I assume that you already read the suggested link, so I just want to comment that you won’t be able to reuse the Master page and that maybe some MVC Razor pages will need a Web Form wrapper in order to reuse your current investment or to quickly implement a good UI design.

Imagine you have a nice UI design based done in Web Forms, so you should reference your new MVC Razor pages with the Controllers Action methods. In the next code snippet the ContentUrl property is referencing a MVC Controller which will return a Razor view:

<telerik:RadSplitter runat="server" ID="RadSplitter2" Width="100%" BorderSize="0"

BorderStyle="None" PanesBorderSize="0" Height="100%" Orientation="Horizontal">

<telerik:RadPane ID="RadPane5" runat="server" ContentUrl="../Page/Action" Height="100%" >

</telerik:RadPane>

</telerik:RadSplitter>

Reusing is good but don’t reuse bad habits.
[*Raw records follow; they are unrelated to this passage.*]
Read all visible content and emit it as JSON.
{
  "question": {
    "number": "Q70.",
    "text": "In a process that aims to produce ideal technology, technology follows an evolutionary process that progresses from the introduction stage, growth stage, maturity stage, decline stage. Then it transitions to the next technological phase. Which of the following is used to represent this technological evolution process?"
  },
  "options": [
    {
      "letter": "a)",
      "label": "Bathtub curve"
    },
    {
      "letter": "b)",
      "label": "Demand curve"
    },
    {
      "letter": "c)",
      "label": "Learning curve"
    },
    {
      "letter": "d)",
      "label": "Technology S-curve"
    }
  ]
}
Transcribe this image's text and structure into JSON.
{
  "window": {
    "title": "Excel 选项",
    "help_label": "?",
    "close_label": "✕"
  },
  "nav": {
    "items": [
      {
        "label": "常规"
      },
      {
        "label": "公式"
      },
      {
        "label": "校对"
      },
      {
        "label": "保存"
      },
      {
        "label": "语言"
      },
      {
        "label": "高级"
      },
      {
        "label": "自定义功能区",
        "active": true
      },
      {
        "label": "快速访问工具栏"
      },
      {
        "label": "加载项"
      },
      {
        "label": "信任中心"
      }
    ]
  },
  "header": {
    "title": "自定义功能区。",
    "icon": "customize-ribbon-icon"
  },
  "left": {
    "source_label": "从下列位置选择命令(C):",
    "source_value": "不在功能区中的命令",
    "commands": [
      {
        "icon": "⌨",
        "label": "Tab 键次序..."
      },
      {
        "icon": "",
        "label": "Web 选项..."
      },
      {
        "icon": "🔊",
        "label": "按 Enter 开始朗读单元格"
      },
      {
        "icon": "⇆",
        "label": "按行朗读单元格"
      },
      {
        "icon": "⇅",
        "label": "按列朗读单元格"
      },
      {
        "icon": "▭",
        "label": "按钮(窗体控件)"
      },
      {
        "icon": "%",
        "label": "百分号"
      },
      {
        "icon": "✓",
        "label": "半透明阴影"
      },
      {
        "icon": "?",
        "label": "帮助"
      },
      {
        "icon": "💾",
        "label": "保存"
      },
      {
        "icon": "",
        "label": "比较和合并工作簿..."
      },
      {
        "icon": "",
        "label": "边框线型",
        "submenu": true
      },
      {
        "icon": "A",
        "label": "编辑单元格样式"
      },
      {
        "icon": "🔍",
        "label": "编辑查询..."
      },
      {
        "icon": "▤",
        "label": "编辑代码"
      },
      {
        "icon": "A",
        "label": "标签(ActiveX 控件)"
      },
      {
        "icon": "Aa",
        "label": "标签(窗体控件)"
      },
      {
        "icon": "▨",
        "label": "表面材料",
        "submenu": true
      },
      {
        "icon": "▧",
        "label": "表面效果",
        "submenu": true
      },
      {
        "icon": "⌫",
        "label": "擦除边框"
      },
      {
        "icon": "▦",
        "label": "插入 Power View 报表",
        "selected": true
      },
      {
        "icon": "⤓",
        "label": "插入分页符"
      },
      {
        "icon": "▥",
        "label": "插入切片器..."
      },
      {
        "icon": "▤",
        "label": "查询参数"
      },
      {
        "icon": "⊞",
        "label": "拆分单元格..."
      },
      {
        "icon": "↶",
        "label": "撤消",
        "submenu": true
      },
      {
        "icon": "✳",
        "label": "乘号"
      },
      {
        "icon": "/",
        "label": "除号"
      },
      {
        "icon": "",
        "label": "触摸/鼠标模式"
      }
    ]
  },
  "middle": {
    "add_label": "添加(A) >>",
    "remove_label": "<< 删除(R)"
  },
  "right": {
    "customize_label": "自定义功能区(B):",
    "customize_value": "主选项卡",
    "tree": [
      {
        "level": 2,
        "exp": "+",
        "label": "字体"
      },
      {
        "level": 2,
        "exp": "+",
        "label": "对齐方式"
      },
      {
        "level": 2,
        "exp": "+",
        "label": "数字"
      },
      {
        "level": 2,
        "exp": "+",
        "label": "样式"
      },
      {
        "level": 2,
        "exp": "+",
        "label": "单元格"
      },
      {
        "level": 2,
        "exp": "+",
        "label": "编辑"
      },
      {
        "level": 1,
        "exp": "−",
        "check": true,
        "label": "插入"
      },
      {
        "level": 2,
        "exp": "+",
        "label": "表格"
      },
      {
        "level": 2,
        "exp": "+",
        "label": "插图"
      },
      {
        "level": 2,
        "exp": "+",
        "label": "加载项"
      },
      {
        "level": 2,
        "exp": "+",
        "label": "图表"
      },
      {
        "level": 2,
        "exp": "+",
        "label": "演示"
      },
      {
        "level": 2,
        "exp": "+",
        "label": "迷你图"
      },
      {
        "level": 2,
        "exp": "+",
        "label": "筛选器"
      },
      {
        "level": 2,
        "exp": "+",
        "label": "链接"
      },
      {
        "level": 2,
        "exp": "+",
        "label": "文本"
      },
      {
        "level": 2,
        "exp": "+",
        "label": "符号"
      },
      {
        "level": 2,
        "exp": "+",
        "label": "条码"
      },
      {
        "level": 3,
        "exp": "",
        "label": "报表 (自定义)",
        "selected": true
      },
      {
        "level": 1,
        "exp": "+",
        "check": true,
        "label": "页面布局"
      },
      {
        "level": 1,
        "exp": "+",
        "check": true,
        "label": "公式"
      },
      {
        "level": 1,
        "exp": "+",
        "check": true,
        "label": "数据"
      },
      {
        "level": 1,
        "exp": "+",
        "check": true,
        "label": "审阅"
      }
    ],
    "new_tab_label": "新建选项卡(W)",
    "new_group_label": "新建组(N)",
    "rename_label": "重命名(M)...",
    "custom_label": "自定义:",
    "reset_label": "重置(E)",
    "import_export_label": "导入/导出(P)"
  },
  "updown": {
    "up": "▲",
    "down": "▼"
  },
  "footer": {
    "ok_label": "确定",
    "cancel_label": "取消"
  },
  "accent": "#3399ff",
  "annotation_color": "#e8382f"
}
If you opt for this approach (having a hybrid application) then refactor your code to enable a Controller like Page-Code interaction, don’t place code in the ASPX files and try to make your classes behave stateless; stateless in ASP.Net MVC also means not overusing the TempData, ViewData or ViewBag objects (here a post from Rachel Appel on how use them). Avoid writing new views as follows:

@(Html.Telerik().Grid(Model)

.Name("Grid")

.Columns(columns =>

{

columns.Bound(o => o.OrderID).Width(100);

columns.Bound(o => o.ContactName).Width(200);

columns.Bound(o => o.ShipAddress);

columns.Bound(o => o.OrderDate).Format("{0:MM/dd/yyyy}").Width(120);

})

.DataBinding(dataBinding =>

{

dataBinding.Server().Select("FirstLook", "Grid", new {ajax= ViewData["ajax"] });

dataBinding.Ajax().Select("_FirstLook", "Grid").Enabled((bool)ViewData["ajax"]);

})

.Scrollable(scrolling => scrolling.Enabled((bool)ViewData["scrolling"]))

.Sortable(sorting => sorting.Enabled((bool)ViewData["sorting"]))

.Pageable(paging => paging.Enabled((bool)ViewData["paging"]))

.Filterable(filtering => filtering.Enabled((bool)ViewData["filtering"]))

.Groupable(grouping => grouping.Enabled((bool)ViewData["grouping"]))

.Footer((bool)ViewData["showFooter"]))

By moving to ASP.Net MVC you will decouple your code from your views, you will integrate smoothly your Views with modern UI java script frameworks and third party libraries and you will be able in a near time to fully leverage ASP.Net MVC.

Cheers,

Javier Andrés Cáceres Alvis

Microsoft Most Valuable Professional – MVP
Intel Black Belt Software Developer